Graphic showing why wildfire closures are in effect

Closures in Fire-Impacted Areas

Our highest priority is human health and safety and we will not reopen recreation sites until we are assured all hazards have been satisfactorily mitigated and sites have been rebuilt to safely accommodate visitors. As soon as it’s safe and hazards are mitigated, trail crews and volunteers will be working hard to clear, rebuild, repair, and stabilize trails and recreation sites. If your favorite place is closed or impacted by wildfires, take the opportunity to explore and discover new places in Oregon and Washington.

 

Roadside Danger/Hazard Tree Removal

A text graphic that shows frequently asked questions to danger tree removal
 

Frequently Asked Questions: Danger Tree Removal

Danger tree removal is first and foremost intended to reduce risk to people. Learn more about how we are quickly, safely, and efficiently removing danger trees along roads to ensure life safety.

A graphic that shows why danger trees are an issue. A photo shows burned trees next to a road.
 

Managing Danger Trees

Fire-killed or weakened trees along roads pose a safety risk to the public, employees, and infrastructure. While the vast majority of the forest inside the burn perimeters will receive no danger tree removal, it is our responsibility to remove these danger trees along roads so that we can quickly and safely reopen them for public and employee use.

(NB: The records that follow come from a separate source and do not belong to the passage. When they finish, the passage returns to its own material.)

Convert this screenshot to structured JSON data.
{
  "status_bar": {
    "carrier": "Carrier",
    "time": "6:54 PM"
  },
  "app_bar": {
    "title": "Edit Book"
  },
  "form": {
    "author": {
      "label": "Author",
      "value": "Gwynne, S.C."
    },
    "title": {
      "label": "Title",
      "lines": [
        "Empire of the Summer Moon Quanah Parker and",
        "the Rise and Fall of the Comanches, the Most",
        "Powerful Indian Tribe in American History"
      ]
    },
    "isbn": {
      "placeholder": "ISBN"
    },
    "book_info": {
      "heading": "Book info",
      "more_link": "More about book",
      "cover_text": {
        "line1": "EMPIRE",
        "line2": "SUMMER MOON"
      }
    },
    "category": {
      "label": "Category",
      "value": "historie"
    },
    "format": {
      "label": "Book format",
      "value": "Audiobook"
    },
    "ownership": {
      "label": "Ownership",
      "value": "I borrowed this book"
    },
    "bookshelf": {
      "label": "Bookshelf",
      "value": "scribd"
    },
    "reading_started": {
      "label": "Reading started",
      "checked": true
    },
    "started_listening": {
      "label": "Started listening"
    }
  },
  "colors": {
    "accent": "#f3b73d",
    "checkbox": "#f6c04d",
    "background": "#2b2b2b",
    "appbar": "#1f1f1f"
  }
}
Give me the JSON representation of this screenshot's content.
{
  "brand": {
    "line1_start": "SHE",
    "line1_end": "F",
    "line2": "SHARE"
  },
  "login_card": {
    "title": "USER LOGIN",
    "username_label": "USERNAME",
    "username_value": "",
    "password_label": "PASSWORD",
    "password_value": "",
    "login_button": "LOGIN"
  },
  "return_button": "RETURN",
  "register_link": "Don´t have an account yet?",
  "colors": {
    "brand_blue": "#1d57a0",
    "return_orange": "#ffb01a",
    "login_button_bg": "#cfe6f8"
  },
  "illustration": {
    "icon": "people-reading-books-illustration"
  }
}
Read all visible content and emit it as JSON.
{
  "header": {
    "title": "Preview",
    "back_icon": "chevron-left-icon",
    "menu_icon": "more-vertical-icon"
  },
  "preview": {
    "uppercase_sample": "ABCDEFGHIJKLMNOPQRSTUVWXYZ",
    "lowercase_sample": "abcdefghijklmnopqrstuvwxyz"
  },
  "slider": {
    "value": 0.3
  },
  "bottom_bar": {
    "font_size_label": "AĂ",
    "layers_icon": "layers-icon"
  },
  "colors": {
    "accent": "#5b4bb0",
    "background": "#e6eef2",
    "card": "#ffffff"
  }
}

A document that lists safety concerns of danger trees

Safety First – Danger Trees

Removing fire-weakened danger trees along roads allows employees and contractors safe access for repair and restoration work, including reforestation and erosion control projects which can mitigate additional fire-related impacts to the forest. Danger tree removal along roads also allows the public access to a fire-impacted area. A closed area will not be re-opened to the public if danger trees pose an imminent or likely threat. 

 

Return to the 2020 Wildfire Recovery landing page.